#### What the exercise asks:
Work through the data below and give the number of lines holding "Online", nothing more.

- Opening Delimiter -

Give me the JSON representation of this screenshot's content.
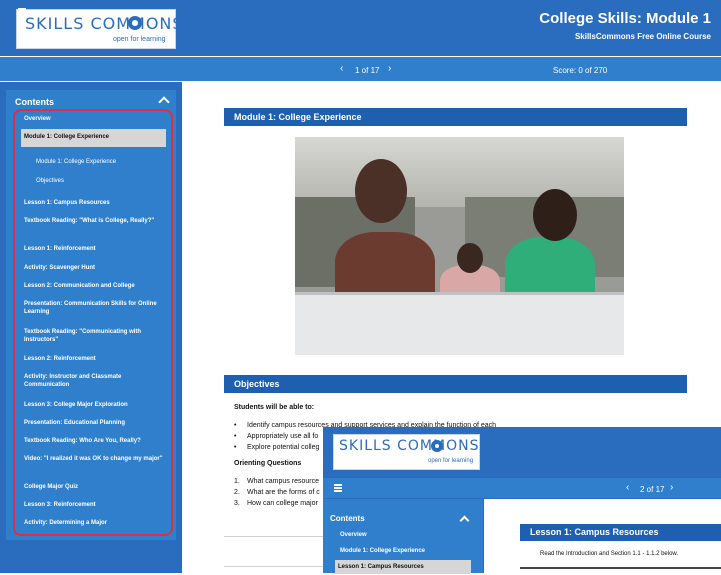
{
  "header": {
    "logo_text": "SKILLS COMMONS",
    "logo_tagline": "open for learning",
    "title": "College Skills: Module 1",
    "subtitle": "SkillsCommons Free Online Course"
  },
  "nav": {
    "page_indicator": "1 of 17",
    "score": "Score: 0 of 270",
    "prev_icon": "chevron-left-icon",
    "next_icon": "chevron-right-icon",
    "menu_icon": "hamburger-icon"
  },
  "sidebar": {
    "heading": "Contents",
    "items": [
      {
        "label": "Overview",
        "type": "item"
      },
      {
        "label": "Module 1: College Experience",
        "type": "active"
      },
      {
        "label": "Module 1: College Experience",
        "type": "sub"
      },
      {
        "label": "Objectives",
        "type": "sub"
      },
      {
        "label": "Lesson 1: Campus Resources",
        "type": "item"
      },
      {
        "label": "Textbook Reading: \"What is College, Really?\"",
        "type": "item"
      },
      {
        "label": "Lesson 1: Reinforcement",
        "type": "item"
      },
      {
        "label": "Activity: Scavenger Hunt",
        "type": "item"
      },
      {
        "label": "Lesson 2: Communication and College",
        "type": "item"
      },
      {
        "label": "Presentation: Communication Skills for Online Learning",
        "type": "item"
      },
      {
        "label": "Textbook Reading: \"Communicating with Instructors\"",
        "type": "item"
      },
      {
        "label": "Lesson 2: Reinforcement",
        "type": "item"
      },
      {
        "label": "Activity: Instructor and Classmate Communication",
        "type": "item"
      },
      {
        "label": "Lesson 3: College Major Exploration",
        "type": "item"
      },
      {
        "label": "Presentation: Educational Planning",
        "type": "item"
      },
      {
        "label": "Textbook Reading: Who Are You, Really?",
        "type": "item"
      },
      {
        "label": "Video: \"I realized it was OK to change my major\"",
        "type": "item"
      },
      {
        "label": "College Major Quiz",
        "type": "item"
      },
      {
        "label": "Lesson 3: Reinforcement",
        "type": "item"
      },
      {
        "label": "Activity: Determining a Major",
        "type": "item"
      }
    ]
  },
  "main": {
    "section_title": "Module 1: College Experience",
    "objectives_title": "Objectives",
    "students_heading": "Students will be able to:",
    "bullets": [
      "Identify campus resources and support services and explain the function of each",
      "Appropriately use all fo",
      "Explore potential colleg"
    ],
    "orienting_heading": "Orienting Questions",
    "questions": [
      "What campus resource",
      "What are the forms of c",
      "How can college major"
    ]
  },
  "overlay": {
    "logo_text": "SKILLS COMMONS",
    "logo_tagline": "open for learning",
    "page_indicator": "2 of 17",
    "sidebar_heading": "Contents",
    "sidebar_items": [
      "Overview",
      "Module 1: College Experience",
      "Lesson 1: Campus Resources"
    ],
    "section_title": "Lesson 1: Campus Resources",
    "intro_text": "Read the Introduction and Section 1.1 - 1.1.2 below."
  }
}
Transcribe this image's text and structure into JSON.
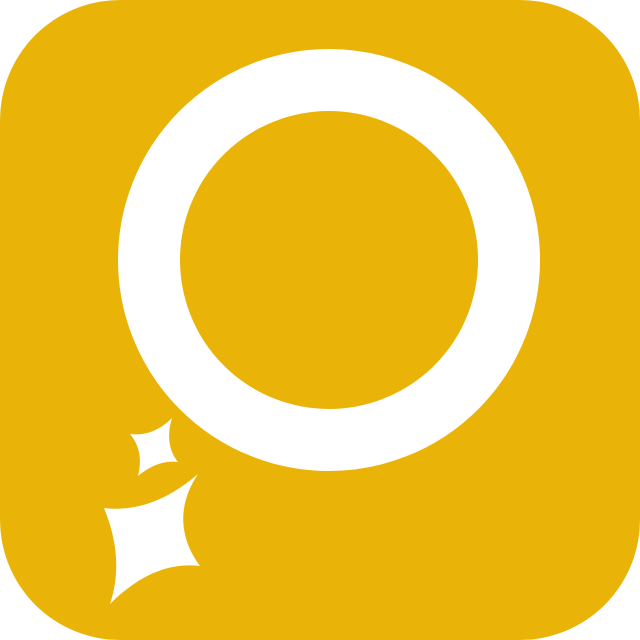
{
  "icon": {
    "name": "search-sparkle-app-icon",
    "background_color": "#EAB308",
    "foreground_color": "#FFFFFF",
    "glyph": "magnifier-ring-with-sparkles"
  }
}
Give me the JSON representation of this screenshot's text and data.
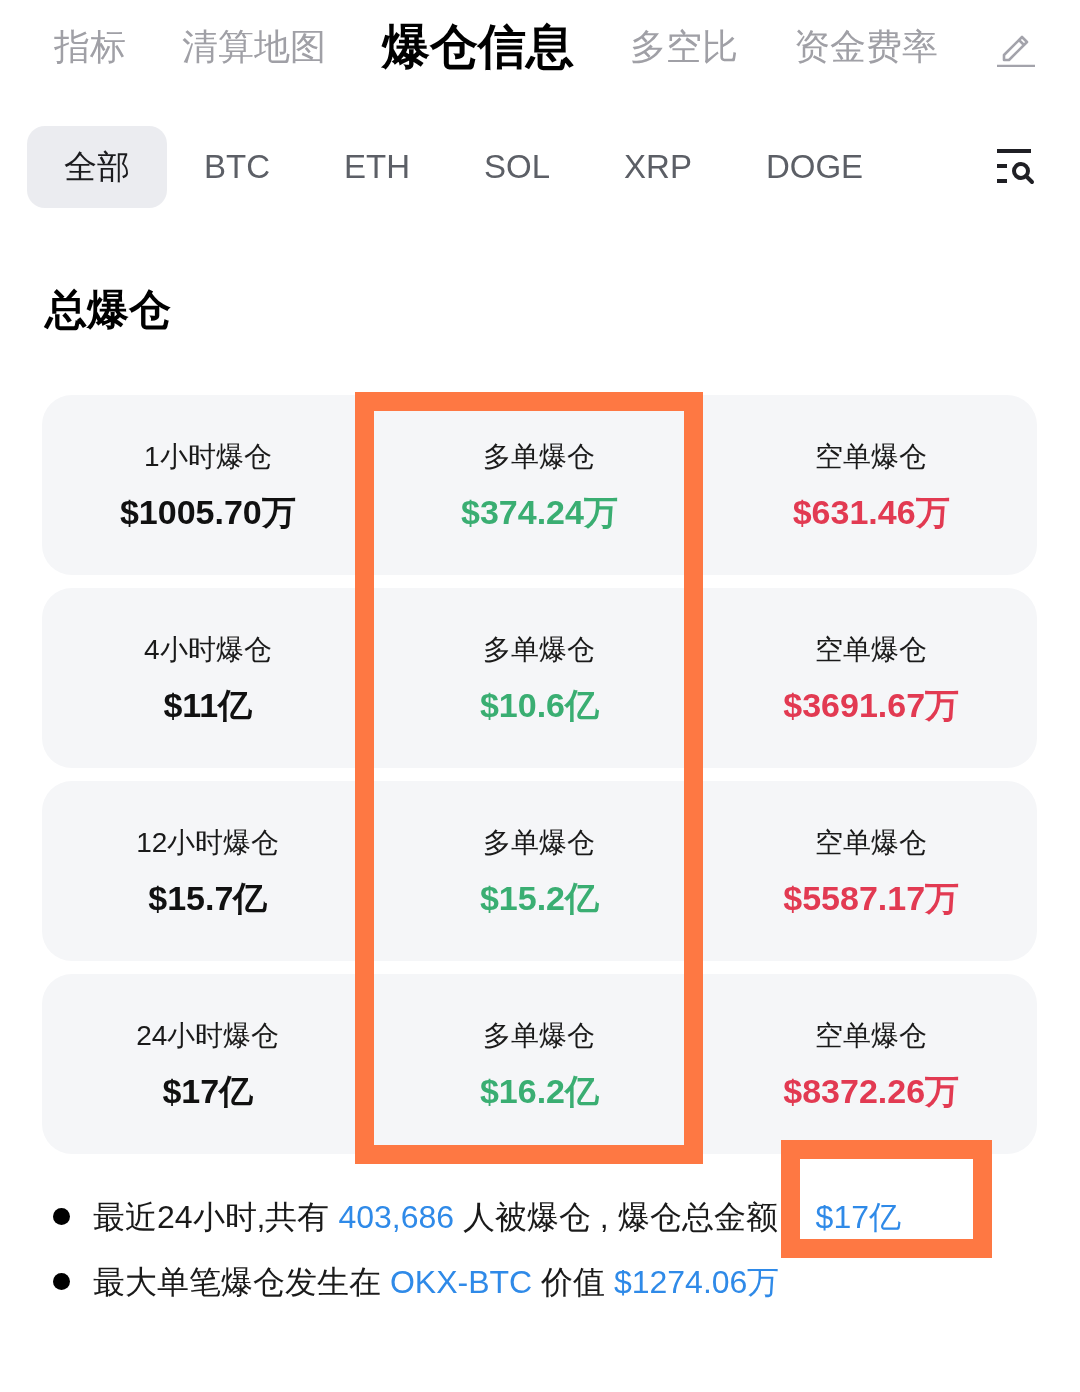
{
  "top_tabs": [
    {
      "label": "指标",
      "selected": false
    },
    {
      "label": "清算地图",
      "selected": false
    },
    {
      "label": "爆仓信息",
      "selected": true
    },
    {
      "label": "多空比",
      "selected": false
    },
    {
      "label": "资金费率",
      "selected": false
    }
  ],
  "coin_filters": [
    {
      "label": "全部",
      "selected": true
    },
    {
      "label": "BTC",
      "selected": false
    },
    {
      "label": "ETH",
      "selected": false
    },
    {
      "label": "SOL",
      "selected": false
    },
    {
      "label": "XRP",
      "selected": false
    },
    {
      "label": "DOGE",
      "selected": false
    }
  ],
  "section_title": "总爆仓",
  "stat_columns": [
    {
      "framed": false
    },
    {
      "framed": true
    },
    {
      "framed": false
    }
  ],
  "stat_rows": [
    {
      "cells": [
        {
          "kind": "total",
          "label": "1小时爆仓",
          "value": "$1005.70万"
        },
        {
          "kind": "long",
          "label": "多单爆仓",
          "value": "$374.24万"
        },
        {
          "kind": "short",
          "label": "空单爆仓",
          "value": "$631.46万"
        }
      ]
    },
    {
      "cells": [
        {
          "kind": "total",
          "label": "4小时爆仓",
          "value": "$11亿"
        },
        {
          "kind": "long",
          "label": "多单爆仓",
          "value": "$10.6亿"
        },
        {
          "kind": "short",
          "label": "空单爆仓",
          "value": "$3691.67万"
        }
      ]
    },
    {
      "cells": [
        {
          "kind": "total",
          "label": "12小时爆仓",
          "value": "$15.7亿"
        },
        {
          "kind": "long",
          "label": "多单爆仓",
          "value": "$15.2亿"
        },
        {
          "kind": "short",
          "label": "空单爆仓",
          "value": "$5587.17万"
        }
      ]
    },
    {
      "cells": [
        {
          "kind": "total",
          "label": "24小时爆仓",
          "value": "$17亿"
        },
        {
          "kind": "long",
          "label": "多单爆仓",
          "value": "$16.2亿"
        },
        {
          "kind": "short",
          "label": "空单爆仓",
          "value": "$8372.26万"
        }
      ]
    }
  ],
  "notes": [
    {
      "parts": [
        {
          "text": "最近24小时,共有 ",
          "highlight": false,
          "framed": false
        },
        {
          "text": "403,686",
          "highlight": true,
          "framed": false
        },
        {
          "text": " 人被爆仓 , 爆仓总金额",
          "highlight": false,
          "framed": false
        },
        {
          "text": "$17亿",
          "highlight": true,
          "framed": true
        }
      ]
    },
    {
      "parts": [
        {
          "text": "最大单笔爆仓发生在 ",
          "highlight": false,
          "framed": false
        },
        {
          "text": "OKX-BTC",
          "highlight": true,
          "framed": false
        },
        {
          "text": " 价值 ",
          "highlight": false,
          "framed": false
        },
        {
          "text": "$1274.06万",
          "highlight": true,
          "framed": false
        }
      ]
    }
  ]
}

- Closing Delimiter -

#### Completed task:
2